Cyndi Lee's reply:
Janu Sirsasana (Head-to-Knee Forward Bend) and Paschimottanasana (Seated Forward Bend) are challenging poses—especially for men. It can take quite awhile for the hips, lower back, and hamstrings to open up enough to allow the full range of motion in these asanas. I'd like to first congratulate you for asking about modifications. You may be a new yogi, but you certainly are a wise one.
Pushing, pulling, or any kind of aggression in yoga will only backfire, creating more tension and possibly injury. So, my first recommendation is to take a long view of your yoga practice. Over time your body will unfold. If you maintain your level of curiosity rather than having a specific goal or agenda, you will discover how everything changes all the time.
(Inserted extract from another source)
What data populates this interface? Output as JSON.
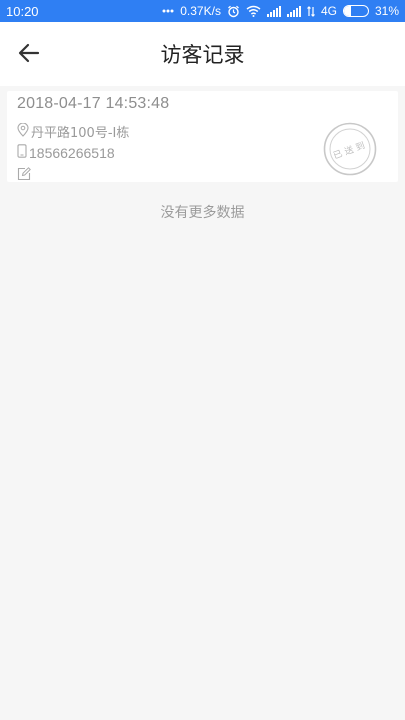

That said, there are some practical things that you can do to work on these asanas. First of all, when you do Janu Sirsasana and Paschimottanasana, as well as other seated poses such as Baddha Konasana (Bound Angle Pose) and Marichyasana III (Marichi's Pose) , elevate your pelvis by sitting on a cushion or block. Lifting your seat will help you deepen your groins, which will enable you to fold at your underwear line, rather than your waistband.
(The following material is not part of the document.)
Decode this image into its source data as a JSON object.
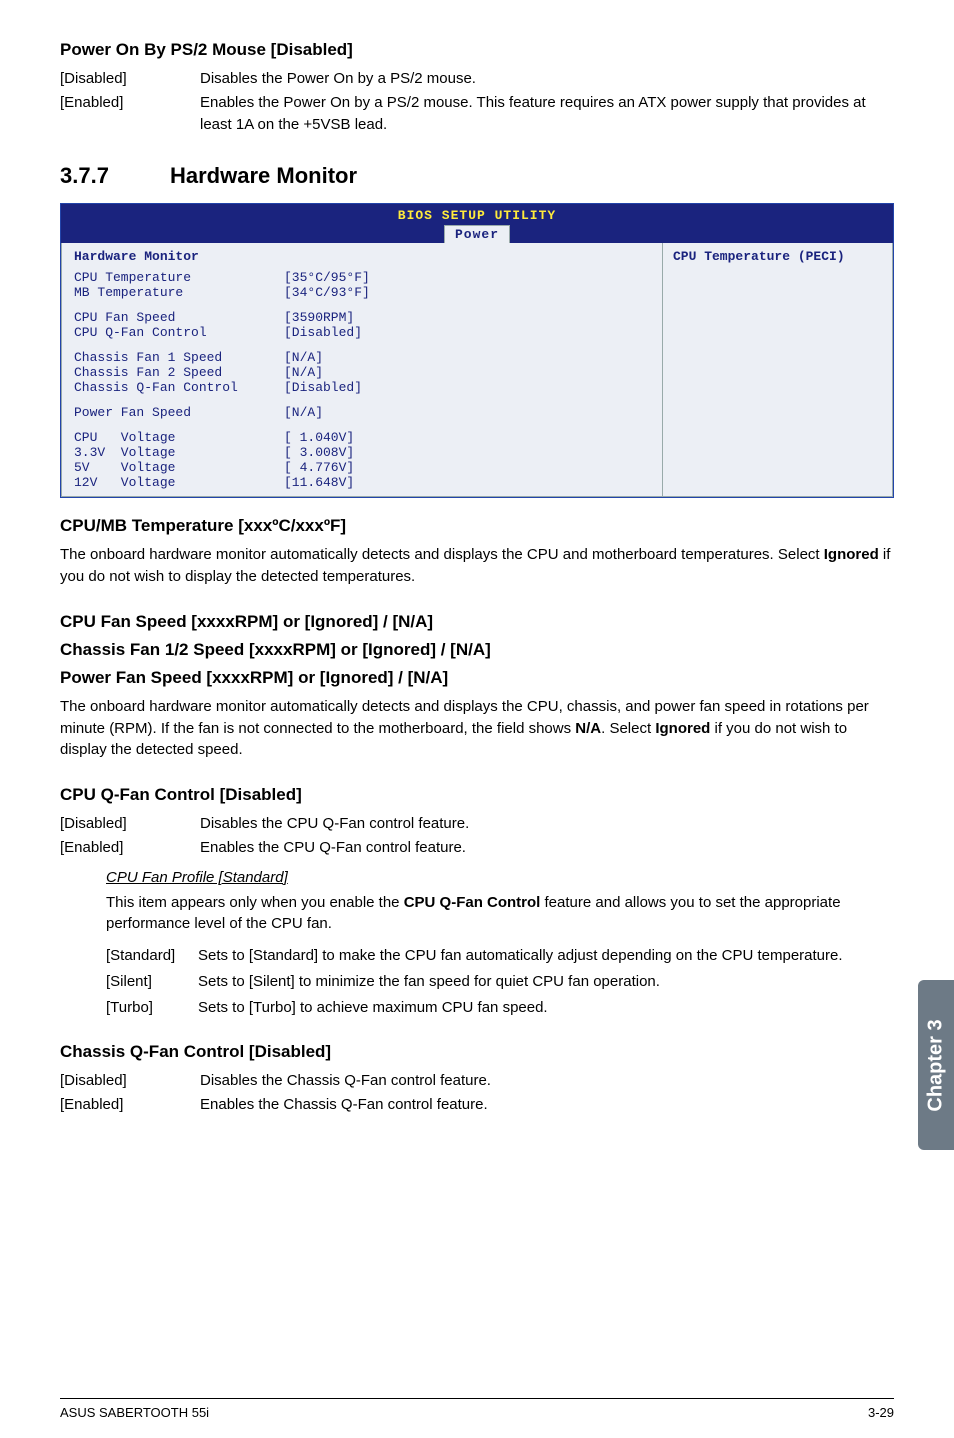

You may have noticed that Janu Sirsasana is similar to several standing poses, such as Vrksasana (Tree Pose) . The bent leg in Janu Sirsasana also works the same way as the bent leg in Virabhadrasana II (Warrior Pose II) and Uttitha Parsvakonasana (Extended Side Angle). When you are working on these standing poses, begin to explore how to create external rotation in the bent leg by softening your outer hip creases and creating space there. Try working with less effort in your hips. Imagine that your hip joint is spacious like the Grand Canyon. Feel your breath like a warm wind blowing through the canyon, softening the rocky ledges, nooks, and crannies in the valley of your hip joint.
Work on Paschimottanasana by doing Uttanasana (Standing Forward Bend) . In Uttanasana, bend your legs and fold forward as if you were a pair of pants draped over a hanger. The hanger should be at the junction of leg and pelvis. Feel your upper body cascade out of your strong legs like a waterfall. Deepen your breath, watch, and wait.
My biggest tip is a simple one that you can try to incorporate into your daily life—sit on the floor as much as you can. Part of the reason our hips are tight is because we sit in chairs so much. One of my students took this advice to heart. He bought a huge desk and instead of sitting at his desk, he began to sit right up on top of his desk with his computer. He told me that’s when his hips really began to open.
Cyndi Lee is the founder of OM yoga center in New York City. She is a
longtime practitioner of Tibetan Buddhism and has been teaching yoga for over 20 years. Cyndi is the author of OM Yoga: A Guide to Daily Practice(Chronicle Books) and the upcoming Yoga Body, Buddha Mind (Riverhead Books). For more information, visit www.omyoga.com.